→ Task to carry out: List every line in this data where the string "text" occurs.

(Records for the exercise Opens)

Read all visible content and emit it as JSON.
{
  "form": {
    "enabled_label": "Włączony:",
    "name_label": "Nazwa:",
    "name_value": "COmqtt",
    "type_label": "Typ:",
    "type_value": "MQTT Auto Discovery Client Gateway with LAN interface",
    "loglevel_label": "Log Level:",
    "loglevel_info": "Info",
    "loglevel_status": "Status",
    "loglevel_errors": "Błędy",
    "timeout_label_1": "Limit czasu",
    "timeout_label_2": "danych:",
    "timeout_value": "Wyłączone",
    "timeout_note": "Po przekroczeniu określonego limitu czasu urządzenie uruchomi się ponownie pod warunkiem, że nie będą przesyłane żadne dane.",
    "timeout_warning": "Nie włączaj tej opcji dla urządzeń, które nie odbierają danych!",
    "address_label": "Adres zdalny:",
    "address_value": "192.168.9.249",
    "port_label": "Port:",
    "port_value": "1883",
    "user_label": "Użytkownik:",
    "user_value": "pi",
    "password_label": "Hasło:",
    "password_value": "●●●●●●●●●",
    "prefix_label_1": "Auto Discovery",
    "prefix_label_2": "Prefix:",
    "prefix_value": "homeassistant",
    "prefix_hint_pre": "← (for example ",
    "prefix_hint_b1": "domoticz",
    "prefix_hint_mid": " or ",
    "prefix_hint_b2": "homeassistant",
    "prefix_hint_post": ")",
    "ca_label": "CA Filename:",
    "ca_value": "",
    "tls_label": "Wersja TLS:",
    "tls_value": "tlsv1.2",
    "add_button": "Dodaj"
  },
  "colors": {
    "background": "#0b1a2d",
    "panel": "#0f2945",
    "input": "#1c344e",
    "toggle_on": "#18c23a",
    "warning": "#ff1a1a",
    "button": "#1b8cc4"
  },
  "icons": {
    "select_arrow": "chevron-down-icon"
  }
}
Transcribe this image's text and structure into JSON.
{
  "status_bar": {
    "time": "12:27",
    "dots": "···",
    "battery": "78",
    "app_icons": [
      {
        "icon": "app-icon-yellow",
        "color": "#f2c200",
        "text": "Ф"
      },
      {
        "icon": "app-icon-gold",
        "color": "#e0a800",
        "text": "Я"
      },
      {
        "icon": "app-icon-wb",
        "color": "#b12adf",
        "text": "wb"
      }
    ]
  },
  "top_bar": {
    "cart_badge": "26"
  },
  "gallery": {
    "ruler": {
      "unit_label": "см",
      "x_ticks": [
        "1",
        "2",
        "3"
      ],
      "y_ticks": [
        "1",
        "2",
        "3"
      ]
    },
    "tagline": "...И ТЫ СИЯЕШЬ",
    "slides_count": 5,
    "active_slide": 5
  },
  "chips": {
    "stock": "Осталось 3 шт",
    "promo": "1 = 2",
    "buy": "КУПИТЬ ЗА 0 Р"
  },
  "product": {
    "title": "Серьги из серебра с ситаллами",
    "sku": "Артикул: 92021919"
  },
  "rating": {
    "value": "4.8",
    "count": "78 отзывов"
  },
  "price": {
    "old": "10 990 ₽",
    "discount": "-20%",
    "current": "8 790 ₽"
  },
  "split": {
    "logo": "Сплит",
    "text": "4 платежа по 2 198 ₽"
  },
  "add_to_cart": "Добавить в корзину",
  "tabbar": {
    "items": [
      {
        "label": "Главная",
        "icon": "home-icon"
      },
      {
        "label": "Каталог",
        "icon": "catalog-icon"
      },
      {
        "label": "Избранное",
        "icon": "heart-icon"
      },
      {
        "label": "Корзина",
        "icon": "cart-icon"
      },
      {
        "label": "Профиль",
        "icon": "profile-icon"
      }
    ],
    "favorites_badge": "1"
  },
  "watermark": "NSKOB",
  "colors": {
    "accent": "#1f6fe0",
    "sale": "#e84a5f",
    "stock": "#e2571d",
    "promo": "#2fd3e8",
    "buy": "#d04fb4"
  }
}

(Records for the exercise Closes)

→ Final answer:
Transcribe this image's text and structure into JSON.
        "text": "Ф"
        "text": "Я"
        "text": "wb"
    "text": "4 платежа по 2 198 ₽"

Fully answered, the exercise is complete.